MONCTON, New Brunswick, (Reuters) – Canadian police mounted a massive hunt yesterday for a 24-year-old man armed with high-powered weapons who they suspect shot dead three police officers and wounded two more in the eastern city of Moncton. The incident was one of the worst of its kind in Canada, where gun laws are stricter than in the United States and fatal attacks on police are rare.
Hundreds of police, some in armored vehicles and some with dogs, cordoned off a large area in the city’s northwest and warned residents to stay inside their homes and lock their doors. At one point officers surrounded a house but later left without making an arrest.
Schools and government offices were shut in Moncton, a city of 70,000 in the East Coast province of New Brunswick.

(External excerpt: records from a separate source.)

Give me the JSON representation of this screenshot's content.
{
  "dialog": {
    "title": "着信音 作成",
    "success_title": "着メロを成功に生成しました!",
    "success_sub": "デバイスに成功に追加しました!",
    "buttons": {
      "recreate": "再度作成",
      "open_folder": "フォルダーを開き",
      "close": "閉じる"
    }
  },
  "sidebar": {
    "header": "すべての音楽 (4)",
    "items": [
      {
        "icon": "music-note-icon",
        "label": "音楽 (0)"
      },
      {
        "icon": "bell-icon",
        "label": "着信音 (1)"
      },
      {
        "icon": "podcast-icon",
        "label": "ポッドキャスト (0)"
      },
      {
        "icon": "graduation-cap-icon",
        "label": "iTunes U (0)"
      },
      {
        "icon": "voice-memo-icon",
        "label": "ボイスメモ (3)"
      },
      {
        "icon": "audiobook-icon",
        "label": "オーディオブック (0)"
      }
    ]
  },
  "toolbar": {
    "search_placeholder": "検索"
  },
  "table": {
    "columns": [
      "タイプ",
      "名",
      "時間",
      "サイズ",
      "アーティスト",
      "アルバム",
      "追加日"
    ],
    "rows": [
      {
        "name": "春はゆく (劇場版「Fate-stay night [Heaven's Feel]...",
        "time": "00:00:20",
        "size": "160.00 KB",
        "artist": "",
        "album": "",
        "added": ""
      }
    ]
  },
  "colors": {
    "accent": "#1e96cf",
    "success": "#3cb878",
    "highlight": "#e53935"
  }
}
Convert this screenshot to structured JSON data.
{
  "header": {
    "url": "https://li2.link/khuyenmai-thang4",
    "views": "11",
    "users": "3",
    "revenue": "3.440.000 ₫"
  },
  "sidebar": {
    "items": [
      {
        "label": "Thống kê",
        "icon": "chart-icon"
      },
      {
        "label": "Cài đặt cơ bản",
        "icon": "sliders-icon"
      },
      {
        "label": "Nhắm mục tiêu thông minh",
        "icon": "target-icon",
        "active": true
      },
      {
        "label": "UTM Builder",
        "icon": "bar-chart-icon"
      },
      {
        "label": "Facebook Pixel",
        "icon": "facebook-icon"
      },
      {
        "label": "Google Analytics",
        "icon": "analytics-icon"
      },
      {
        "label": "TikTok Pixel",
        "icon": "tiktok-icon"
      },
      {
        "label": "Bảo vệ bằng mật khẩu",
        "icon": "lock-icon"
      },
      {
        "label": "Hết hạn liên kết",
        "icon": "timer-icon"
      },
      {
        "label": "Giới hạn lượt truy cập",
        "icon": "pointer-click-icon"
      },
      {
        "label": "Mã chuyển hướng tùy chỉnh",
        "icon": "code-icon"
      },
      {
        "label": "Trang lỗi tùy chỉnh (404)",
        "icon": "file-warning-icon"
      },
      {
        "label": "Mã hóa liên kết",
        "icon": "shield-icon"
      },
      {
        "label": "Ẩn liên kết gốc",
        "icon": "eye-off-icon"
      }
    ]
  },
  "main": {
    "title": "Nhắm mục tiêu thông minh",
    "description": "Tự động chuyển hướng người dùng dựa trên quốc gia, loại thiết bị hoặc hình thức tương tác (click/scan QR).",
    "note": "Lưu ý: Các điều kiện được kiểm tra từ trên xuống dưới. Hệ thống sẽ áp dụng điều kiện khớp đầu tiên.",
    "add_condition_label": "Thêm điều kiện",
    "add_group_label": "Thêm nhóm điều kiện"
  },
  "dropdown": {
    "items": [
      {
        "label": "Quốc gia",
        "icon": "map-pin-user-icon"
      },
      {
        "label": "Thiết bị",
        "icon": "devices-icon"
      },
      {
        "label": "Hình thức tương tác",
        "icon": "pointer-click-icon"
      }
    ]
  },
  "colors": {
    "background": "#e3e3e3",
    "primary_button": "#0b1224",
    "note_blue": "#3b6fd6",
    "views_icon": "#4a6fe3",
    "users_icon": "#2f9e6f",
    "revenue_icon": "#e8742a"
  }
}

Police told residents not to tweet the locations of officers for fear they could be helping the suspect, who they named as Justin Bourque. He has no previous criminal record.
Police said Bourque had been spotted three times in Moncton since the Wednesday shootings, most recently just after dawn yesterday.
“Our search for the suspect is still ongoing,” Royal Canadian Mounted Police (RCMP) spokeswoman Chantal Ferrer told a news conference in Moncton at 3.45 p.m. EDT (1945 GMT).
Northwest Moncton was largely deserted. Some residents took no chances and fled as soon as they heard about the shootings.
“We left last night but in such a hurry that we left our patio door unlocked and our windows open. So we came back in the morning to lock up and checked inside of the house. I have a fear I have never had before,” said Dan Parlee, 33.
Police were alerted on Wednesday afternoon by a member of the public who spotted an armed man in camouflage clothing walking down a residential street. When police arrived, the man moved into a nearby wooded area and opened fire.
Three officers were killed and two more were taken to hospital, where both had surgery on Thursday. One of the two was later released.
The killings spurred an outpouring of grief on social media.
“This is like working through your worst nightmare,” said Roger Brown, commander of the RCMP in New Brunswick.